After opening two new galleries charting the story of the Holocaust and the Second World War at the Imperial War Museum in London, Kate met with Steven Frank and Yvonne Bernstein, who she had photographed in 2020 as part of a project marking 75 years since the end of the Holocaust.
Both of the survivors both posed with their grandchildren for the Duchess.
Receiving a hug from Mr Frank one year on, Kate thanked him for "trusting" her to take his photo.
"We need to tell your stories," said Kate.
"That is what is so powerful about this project, the generational nature of it and the handover of stories."
Kate then embraced Mrs Bernstein who asked the Duchess if she got a chance to see much of her children as a young, working mother, to which she replied: "All the time.
"They're my priority."
The Duchess also spoke with another survivor who had his picture taken by another photographer for the project.
John Hajdu MBE told her how his childhood teddy bear that was also featured in the portrait had been with him since the onslaught of the Nazis, through his stay in the Budapest ghetto and later under Soviet occupation.
The Duchess also viewed the museum's Second World War Galleries, which display more than 1,500 items from 80 countries to bring to life how the conflict impacted many millions of people and toured the new Holocaust Galleries.
Karen Pollock CBE, chief executive of Holocaust Educational Trust, said: "The new Holocaust galleries at the Imperial War Museum play a leading role in this country, teaching future generations about the horrors of Europe's past.

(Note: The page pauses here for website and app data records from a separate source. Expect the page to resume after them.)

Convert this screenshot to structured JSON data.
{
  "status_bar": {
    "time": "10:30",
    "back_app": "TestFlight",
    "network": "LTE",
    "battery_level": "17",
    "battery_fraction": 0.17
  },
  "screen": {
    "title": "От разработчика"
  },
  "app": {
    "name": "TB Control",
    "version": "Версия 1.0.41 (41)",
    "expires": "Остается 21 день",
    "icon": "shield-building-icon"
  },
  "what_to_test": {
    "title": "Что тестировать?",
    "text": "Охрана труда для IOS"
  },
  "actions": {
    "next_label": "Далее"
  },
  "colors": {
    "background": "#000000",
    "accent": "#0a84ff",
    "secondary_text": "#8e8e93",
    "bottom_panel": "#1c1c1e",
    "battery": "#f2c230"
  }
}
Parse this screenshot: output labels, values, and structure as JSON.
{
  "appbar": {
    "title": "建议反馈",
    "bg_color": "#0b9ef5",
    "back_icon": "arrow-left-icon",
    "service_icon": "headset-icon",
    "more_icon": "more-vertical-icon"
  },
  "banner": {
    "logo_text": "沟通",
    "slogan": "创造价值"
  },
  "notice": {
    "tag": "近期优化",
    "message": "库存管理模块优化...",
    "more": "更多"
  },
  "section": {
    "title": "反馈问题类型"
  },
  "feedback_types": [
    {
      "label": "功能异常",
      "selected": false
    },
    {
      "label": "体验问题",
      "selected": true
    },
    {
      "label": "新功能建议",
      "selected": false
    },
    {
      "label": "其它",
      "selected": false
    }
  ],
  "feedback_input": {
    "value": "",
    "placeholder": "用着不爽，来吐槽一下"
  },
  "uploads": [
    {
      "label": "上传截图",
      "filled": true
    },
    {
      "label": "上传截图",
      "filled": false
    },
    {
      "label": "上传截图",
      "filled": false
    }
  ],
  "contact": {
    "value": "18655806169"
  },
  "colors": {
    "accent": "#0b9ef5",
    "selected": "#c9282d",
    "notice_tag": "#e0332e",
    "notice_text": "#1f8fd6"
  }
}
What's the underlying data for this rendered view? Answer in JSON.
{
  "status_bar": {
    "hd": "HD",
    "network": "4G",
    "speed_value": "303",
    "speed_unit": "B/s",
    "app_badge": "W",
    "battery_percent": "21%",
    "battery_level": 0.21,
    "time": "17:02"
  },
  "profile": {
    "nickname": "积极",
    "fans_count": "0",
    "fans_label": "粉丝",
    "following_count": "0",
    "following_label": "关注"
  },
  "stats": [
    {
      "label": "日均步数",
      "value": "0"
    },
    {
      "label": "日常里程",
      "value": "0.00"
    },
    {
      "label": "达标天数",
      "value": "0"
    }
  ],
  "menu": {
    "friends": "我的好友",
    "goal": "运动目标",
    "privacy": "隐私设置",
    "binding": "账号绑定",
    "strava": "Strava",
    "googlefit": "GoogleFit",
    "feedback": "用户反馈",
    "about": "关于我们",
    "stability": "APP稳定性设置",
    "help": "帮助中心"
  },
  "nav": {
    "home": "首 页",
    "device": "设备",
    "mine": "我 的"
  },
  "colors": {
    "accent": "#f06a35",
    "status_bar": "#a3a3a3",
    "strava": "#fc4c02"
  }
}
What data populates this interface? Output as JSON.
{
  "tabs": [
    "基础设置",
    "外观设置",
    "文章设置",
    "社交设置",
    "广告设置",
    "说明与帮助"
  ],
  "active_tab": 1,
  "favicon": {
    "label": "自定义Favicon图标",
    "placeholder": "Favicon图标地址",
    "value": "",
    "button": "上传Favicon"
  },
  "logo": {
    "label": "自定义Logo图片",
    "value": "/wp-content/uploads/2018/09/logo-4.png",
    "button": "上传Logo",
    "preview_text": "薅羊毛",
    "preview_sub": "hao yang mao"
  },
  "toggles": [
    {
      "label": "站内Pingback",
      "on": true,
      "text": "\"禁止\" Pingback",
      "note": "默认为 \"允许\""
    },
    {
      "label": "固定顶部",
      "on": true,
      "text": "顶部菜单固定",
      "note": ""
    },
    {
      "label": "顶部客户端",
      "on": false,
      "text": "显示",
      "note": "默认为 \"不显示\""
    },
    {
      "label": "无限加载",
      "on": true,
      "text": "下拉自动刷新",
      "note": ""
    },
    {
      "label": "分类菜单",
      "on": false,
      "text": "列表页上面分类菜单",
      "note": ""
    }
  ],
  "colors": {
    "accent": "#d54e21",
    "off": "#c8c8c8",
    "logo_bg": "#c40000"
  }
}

"The Duchess of Cambridge's presence demonstrates yet again the importance of educating about the Holocaust and her clear personal dedication to our cause.
"We could not be more grateful."